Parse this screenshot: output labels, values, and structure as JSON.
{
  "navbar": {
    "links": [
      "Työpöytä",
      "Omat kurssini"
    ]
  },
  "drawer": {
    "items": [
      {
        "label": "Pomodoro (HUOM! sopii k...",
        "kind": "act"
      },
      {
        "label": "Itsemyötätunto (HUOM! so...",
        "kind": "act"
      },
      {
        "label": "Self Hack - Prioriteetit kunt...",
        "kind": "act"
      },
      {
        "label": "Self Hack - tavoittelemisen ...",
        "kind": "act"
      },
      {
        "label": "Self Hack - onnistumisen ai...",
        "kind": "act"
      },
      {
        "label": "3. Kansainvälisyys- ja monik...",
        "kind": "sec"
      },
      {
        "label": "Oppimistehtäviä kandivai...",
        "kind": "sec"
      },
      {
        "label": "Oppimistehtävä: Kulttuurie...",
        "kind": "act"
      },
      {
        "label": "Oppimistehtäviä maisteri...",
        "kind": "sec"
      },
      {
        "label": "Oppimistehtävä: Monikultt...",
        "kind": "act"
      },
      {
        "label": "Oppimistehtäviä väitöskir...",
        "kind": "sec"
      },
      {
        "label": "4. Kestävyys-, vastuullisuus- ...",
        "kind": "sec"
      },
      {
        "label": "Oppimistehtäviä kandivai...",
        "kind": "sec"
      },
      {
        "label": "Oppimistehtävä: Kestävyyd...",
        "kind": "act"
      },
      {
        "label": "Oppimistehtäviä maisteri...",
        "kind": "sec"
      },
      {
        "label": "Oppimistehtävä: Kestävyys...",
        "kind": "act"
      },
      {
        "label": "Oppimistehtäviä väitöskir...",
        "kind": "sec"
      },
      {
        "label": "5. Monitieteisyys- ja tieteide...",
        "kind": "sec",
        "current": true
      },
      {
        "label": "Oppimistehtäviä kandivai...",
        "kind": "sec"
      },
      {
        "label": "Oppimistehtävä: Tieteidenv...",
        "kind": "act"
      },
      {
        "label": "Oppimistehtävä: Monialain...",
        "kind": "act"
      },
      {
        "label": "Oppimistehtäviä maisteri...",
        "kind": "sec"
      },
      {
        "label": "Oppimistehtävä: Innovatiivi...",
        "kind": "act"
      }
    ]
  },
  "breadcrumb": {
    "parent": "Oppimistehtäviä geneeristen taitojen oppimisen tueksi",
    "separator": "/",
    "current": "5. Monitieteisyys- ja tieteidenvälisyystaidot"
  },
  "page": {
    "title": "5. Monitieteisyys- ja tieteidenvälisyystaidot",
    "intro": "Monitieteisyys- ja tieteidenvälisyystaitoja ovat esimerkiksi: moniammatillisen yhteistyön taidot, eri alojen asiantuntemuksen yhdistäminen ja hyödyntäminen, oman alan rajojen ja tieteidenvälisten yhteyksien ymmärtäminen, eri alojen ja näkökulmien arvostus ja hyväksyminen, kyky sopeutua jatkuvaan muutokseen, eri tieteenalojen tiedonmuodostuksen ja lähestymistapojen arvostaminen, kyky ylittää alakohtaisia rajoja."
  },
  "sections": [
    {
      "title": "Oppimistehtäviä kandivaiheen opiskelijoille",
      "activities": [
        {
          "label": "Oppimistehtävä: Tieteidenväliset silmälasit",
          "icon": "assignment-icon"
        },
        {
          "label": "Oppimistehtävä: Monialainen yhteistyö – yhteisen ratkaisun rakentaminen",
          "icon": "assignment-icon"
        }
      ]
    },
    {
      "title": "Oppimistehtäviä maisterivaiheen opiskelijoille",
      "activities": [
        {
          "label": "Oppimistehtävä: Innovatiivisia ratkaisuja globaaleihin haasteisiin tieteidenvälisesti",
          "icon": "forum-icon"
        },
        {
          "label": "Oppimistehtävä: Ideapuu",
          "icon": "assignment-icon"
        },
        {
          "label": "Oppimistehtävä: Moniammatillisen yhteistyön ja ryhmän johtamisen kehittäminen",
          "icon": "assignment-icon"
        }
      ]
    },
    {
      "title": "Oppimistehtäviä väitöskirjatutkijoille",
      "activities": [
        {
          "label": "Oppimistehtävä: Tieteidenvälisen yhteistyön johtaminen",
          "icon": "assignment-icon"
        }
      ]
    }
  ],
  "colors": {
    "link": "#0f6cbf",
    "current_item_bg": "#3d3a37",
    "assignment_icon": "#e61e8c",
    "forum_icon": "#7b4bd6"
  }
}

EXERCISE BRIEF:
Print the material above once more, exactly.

YOUR SOLUTION:
Parse this screenshot: output labels, values, and structure as JSON.
{
  "navbar": {
    "links": [
      "Työpöytä",
      "Omat kurssini"
    ]
  },
  "drawer": {
    "items": [
      {
        "label": "Pomodoro (HUOM! sopii k...",
        "kind": "act"
      },
      {
        "label": "Itsemyötätunto (HUOM! so...",
        "kind": "act"
      },
      {
        "label": "Self Hack - Prioriteetit kunt...",
        "kind": "act"
      },
      {
        "label": "Self Hack - tavoittelemisen ...",
        "kind": "act"
      },
      {
        "label": "Self Hack - onnistumisen ai...",
        "kind": "act"
      },
      {
        "label": "3. Kansainvälisyys- ja monik...",
        "kind": "sec"
      },
      {
        "label": "Oppimistehtäviä kandivai...",
        "kind": "sec"
      },
      {
        "label": "Oppimistehtävä: Kulttuurie...",
        "kind": "act"
      },
      {
        "label": "Oppimistehtäviä maisteri...",
        "kind": "sec"
      },
      {
        "label": "Oppimistehtävä: Monikultt...",
        "kind": "act"
      },
      {
        "label": "Oppimistehtäviä väitöskir...",
        "kind": "sec"
      },
      {
        "label": "4. Kestävyys-, vastuullisuus- ...",
        "kind": "sec"
      },
      {
        "label": "Oppimistehtäviä kandivai...",
        "kind": "sec"
      },
      {
        "label": "Oppimistehtävä: Kestävyyd...",
        "kind": "act"
      },
      {
        "label": "Oppimistehtäviä maisteri...",
        "kind": "sec"
      },
      {
        "label": "Oppimistehtävä: Kestävyys...",
        "kind": "act"
      },
      {
        "label": "Oppimistehtäviä väitöskir...",
        "kind": "sec"
      },
      {
        "label": "5. Monitieteisyys- ja tieteide...",
        "kind": "sec",
        "current": true
      },
      {
        "label": "Oppimistehtäviä kandivai...",
        "kind": "sec"
      },
      {
        "label": "Oppimistehtävä: Tieteidenv...",
        "kind": "act"
      },
      {
        "label": "Oppimistehtävä: Monialain...",
        "kind": "act"
      },
      {
        "label": "Oppimistehtäviä maisteri...",
        "kind": "sec"
      },
      {
        "label": "Oppimistehtävä: Innovatiivi...",
        "kind": "act"
      }
    ]
  },
  "breadcrumb": {
    "parent": "Oppimistehtäviä geneeristen taitojen oppimisen tueksi",
    "separator": "/",
    "current": "5. Monitieteisyys- ja tieteidenvälisyystaidot"
  },
  "page": {
    "title": "5. Monitieteisyys- ja tieteidenvälisyystaidot",
    "intro": "Monitieteisyys- ja tieteidenvälisyystaitoja ovat esimerkiksi: moniammatillisen yhteistyön taidot, eri alojen asiantuntemuksen yhdistäminen ja hyödyntäminen, oman alan rajojen ja tieteidenvälisten yhteyksien ymmärtäminen, eri alojen ja näkökulmien arvostus ja hyväksyminen, kyky sopeutua jatkuvaan muutokseen, eri tieteenalojen tiedonmuodostuksen ja lähestymistapojen arvostaminen, kyky ylittää alakohtaisia rajoja."
  },
  "sections": [
    {
      "title": "Oppimistehtäviä kandivaiheen opiskelijoille",
      "activities": [
        {
          "label": "Oppimistehtävä: Tieteidenväliset silmälasit",
          "icon": "assignment-icon"
        },
        {
          "label": "Oppimistehtävä: Monialainen yhteistyö – yhteisen ratkaisun rakentaminen",
          "icon": "assignment-icon"
        }
      ]
    },
    {
      "title": "Oppimistehtäviä maisterivaiheen opiskelijoille",
      "activities": [
        {
          "label": "Oppimistehtävä: Innovatiivisia ratkaisuja globaaleihin haasteisiin tieteidenvälisesti",
          "icon": "forum-icon"
        },
        {
          "label": "Oppimistehtävä: Ideapuu",
          "icon": "assignment-icon"
        },
        {
          "label": "Oppimistehtävä: Moniammatillisen yhteistyön ja ryhmän johtamisen kehittäminen",
          "icon": "assignment-icon"
        }
      ]
    },
    {
      "title": "Oppimistehtäviä väitöskirjatutkijoille",
      "activities": [
        {
          "label": "Oppimistehtävä: Tieteidenvälisen yhteistyön johtaminen",
          "icon": "assignment-icon"
        }
      ]
    }
  ],
  "colors": {
    "link": "#0f6cbf",
    "current_item_bg": "#3d3a37",
    "assignment_icon": "#e61e8c",
    "forum_icon": "#7b4bd6"
  }
}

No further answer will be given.